Our study suggests that one of the ways in which serotonin alleviates depression is by rebalancing the brain's processing of negative life events vis--vis the balance of glutamate and GABA in the habenula," Shabel said.
The research has shown that the habenula got activated in response to pictures associated with painful electric shocks, with the opposite occurring for pictures that predicted winning money.
Senior author, Dr Jonathan Roiser of the UCL Institute of Cognitive Neuroscience, said that the habenula didn't just express whether something led to negative events or not, it signaled quite how much bad outcomes were expected.
The habenula and brainstem are important in mediating stress/anxiety and eating habits respectively.
There's lots of new research showing that an overactive habenula has behavioral effects," says neuropharmacologist Martine Mirrione of Brookhaven National Laboratory in Upton, N.
To most people, who have never heard of the habenula, free will's existence seems obvious, because they can make up their own mind whether to believe in it or not.
and colleagues, tipped the balance that reigns in addictive behaviors by inactivating in rats a brain region called the lateral habenula.
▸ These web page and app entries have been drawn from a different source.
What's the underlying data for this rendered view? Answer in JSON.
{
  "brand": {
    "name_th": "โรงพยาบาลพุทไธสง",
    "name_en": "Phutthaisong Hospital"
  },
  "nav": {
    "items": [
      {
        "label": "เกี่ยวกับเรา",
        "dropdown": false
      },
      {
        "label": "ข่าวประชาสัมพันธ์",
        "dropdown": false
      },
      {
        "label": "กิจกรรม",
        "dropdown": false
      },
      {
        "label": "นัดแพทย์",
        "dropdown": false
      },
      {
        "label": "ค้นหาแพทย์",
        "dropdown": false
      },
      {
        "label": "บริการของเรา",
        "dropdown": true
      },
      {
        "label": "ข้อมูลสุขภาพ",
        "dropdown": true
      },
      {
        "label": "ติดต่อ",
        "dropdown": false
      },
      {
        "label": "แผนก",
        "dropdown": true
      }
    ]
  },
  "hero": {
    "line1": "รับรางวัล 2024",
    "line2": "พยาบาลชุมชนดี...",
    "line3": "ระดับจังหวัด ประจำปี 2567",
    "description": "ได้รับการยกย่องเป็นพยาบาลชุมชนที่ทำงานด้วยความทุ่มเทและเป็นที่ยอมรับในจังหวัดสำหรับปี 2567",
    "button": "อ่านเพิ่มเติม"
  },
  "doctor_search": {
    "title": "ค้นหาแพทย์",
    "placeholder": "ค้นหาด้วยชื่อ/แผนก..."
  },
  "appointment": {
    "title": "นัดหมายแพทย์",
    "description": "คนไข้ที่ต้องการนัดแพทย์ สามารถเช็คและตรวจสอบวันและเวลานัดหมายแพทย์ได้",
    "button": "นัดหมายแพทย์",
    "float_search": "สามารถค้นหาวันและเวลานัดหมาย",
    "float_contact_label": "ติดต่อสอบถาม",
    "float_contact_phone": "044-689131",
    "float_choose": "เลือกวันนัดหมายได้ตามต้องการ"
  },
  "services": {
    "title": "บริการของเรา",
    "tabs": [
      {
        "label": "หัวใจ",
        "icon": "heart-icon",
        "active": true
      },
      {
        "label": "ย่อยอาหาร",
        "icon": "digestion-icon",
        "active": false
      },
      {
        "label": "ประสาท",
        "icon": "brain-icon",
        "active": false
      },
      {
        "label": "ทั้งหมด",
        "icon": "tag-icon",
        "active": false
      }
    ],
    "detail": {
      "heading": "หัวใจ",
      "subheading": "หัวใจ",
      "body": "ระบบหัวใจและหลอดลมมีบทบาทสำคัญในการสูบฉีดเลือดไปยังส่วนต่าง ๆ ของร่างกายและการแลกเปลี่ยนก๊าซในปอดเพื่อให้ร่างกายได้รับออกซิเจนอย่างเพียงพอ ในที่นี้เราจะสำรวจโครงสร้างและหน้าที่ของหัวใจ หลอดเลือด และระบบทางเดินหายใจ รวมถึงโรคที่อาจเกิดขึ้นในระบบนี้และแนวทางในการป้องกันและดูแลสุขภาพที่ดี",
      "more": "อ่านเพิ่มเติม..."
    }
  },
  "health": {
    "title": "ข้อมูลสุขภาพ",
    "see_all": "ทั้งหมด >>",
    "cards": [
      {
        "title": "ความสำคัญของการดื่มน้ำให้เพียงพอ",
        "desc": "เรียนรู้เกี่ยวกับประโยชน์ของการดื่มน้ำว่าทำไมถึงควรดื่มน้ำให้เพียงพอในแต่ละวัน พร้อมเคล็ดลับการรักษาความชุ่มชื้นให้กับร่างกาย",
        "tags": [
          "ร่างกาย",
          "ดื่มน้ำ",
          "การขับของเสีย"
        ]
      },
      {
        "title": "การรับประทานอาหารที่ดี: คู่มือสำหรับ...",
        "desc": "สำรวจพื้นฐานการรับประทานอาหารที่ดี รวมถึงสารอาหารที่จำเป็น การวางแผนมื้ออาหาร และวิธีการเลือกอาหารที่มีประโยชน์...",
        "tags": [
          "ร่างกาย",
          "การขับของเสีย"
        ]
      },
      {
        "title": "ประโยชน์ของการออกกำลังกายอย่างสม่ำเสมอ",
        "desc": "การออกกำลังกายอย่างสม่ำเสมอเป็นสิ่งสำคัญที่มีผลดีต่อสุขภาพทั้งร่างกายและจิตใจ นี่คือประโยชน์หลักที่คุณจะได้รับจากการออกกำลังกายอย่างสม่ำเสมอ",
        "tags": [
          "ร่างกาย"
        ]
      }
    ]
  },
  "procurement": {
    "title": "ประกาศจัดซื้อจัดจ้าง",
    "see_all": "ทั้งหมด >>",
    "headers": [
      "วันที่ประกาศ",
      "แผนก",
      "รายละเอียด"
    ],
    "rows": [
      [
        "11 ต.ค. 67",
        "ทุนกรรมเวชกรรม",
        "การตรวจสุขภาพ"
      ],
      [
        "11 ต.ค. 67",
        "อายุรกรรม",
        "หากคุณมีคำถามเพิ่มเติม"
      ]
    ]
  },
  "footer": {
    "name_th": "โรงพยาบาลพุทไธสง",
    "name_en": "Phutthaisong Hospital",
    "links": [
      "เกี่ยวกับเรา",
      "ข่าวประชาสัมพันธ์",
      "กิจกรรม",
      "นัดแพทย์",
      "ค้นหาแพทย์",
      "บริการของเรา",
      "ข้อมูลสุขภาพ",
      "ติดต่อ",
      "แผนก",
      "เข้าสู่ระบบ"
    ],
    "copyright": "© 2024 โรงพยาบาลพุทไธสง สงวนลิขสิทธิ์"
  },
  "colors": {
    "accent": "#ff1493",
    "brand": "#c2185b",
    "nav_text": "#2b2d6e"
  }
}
By this functional organization the habenula acts as a kind of switch board, selecting certain sensory information and sending it to the downstream brainstem areas.
Department of Energy's (DOE) Brookhaven National Laboratory, Cold Spring Harbor Laboratory, and the University of California, San Diego School of Medicine provides evidence that inhibition of this particular brain region - the lateral habenula - using implanted electrodes can reverse certain behaviors associated with depression, and also provides a mechanism to explain this effect.
The team of scientists, led by Suresh Jesuthasan from the Agency of Science, Technology and Research/Duke-NUS Neuroscience Research Partnership, showed that disrupting a specific set of neurons in the habenula prevents normal response to stressful situations.
Washington, January 9 (ANI): Experts have been successfully able to treat a patient suffering from severe depression by stimulating the habenula, a tiny nerve structure in the brain.